Internationally-recognised University of Queensland anatomist Dr Walter Wood received a 2015 Australia Day Award for his achievements during a 40-year career in anatomy at UQ.
Dr Wood was awarded a Medal of the Order of Australia (OAM) General Division for service to medical education and to the community.
Now retired, Dr Wood said he had received a great deal of satisfaction for many decades from passing on his love of anatomy to students, his greatest achievement being his work with the UQ Medical Anatomy Program, which is part of the School of Biomedical Sciences.
“Anatomy is not just following text book pictures,” Dr Wood said.
“There has been a great deal of pressure, from the 1970s through to the present day, for Australian universities to move away from human body dissection, which I strongly resisted.
“It’s all very well for students to look at anatomical images in atlases or on computers but it is vitally important that they initially have experience with the dissected body and/or body parts.
“They need to handle the structures and get a true three-dimensional idea of what they are like, as well as developing an appreciation of the breadth of human variation, as every individual body is different.”
In the early 1980s Dr Wood initiated the first micro-computer based self-assessment testing system for medical anatomy students in Australia, and since 1973 he has been closely involved with UQ’s Anatomy Body Donor Program.
“The contribution that donors and their families make to the university is of enormous value and I was honoured to have been the founder and inaugural Chairman of the annual UQ Body Donor Thanksgiving Service in 1992,” Dr Woods said.
“It was one the highlights of my life at the university to have been able to accomplish that, and to receive such positive feedback from relatives and friends of donors.”
Dr Wood’s other achievements during his time at UQ include pioneering forensic anthropology and skeletal identification studies at an undergraduate and postgraduate level.
He has been an honorary consultant to Queensland Health’s Forensic Science Section and the Queensland Police Service in the identification of unknown human skeletal remains.
Dr Wood’s strong sense of community service has continued into retirement and his OAM citation also acknowledges his fundraising efforts through his annual Christmas Lights display at his home in Kenmore.
“My wife and I first won the Best Christmas Lighting Display in the Brisbane Christmas Lights Competition in 1992 and we went on to win the award for 21 consecutive years,” Dr Wood said.
“It’s a great thrill for us both and we have also collected voluntary donations from visitors for the Mater Little Miracles Appeal.
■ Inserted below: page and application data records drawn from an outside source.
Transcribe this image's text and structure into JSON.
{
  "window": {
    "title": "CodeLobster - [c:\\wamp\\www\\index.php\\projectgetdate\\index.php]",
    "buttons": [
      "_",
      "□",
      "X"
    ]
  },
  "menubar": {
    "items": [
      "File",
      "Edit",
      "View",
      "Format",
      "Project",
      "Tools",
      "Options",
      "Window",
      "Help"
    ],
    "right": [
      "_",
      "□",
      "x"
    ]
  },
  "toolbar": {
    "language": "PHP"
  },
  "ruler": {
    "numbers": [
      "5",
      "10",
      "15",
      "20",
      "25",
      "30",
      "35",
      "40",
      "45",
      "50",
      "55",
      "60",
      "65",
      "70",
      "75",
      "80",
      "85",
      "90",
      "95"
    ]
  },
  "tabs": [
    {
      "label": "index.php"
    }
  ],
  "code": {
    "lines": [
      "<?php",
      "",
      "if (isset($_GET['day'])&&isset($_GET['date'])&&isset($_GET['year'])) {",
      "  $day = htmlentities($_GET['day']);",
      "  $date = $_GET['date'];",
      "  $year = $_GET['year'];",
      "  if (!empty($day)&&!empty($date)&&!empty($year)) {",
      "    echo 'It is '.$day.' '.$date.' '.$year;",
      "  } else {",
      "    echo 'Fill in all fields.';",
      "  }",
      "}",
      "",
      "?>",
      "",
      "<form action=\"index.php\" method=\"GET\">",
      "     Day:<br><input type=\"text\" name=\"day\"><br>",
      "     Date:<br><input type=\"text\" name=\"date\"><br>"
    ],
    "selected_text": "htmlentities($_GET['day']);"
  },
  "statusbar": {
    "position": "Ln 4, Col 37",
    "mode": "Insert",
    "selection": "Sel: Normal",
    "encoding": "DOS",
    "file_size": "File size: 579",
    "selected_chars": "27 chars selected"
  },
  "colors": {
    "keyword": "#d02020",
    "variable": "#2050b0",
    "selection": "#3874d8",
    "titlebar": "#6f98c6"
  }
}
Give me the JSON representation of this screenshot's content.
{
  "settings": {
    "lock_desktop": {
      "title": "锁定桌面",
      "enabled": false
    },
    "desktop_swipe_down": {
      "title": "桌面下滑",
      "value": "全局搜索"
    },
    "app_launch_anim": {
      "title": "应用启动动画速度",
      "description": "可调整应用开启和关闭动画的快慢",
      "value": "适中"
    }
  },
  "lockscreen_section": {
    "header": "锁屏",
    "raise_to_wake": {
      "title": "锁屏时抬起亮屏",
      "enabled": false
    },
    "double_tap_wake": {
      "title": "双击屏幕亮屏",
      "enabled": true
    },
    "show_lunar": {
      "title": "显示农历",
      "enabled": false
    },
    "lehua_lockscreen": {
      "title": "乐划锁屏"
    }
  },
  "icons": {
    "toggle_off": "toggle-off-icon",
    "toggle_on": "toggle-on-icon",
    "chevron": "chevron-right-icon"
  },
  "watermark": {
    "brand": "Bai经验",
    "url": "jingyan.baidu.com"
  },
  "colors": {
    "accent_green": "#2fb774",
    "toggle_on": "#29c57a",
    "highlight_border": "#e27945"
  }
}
We’ve collected more than $73,000 over the years and that stimulates us to continue with our annual display.”
The full citation for Dr Wood’s Medal of the Order of Australia award can be found at the Australia Day Honours List on the Governor General’s website.
The 2015 UQ Body Donor Thanksgiving Service will be held on Thursday 29th October.
Media: Lynda Flower, Biomedical Sciences Marketing & Business Development Manager (Acting), +61 7 3365 1536, firstname.lastname@example.org.